Friday, February 25, 2011

Can buying local lead to inflation?

Russ Roberts blogs over at the Café about buying local in “Don’t follow the money.”  In his post, Russ talks about why buying local can be loco, especially if you’re spending more to essentially get less.  Makes sense to me.  

A reader then posts a comment linking buying local to inflation.  It’s an interesting comment, and while in theory it could happen, I’m skeptical.  So, I’ll throw it out there and perhaps we can get Prof J to leave a few comments.

Here’s the quote from Michael:

“Since local production omits economies of scale, production will be lower and less goods and services will be produced. Goods will be sold outside the community, but only green pieces of paper will come in - not other goods. The amount of money inside the community will increase while the goods and resources they represent will diminish - therefore, inflation. Prices will continue to rise from this localized inflation.”

1 comment:

  1. Michael appears to be saying that only one community will buy locally, but expect to sell their goods to other communities. I don't see how this would result in no economies of scale. I can only see how households will be limited in their choices of consumption. This doesn't seem like an accurate presentation of what a successful "buy local" campaign would deliver.

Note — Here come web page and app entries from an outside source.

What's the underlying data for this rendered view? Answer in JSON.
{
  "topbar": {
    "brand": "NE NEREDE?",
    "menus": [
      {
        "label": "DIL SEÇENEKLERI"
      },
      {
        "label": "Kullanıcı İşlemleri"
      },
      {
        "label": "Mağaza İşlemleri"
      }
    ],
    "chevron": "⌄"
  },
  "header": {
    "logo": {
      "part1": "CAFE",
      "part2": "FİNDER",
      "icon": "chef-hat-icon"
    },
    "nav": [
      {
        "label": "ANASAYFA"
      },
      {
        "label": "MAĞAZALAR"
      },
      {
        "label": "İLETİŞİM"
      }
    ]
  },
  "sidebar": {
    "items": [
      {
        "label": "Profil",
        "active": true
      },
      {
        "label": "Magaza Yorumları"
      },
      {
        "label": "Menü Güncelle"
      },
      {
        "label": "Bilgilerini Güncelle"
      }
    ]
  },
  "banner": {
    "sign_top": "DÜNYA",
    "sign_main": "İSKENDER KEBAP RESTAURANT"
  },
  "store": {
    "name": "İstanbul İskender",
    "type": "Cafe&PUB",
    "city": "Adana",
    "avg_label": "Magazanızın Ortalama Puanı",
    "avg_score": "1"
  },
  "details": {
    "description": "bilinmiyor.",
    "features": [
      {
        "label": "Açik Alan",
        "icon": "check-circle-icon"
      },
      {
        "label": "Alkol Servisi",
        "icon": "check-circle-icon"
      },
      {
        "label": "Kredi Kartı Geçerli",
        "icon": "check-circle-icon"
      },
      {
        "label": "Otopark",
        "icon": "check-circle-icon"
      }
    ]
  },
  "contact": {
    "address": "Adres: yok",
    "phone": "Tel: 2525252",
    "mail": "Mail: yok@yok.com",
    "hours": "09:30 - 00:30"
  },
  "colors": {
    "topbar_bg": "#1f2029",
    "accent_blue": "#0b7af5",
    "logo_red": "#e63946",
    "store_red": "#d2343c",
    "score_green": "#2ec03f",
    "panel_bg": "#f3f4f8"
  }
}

    Nevertheless, if one only bought locally, but sold globally, then I would expect we'd see the relative price of goods in the local community increase. But, as I say, the framework needed for this result seems implausible.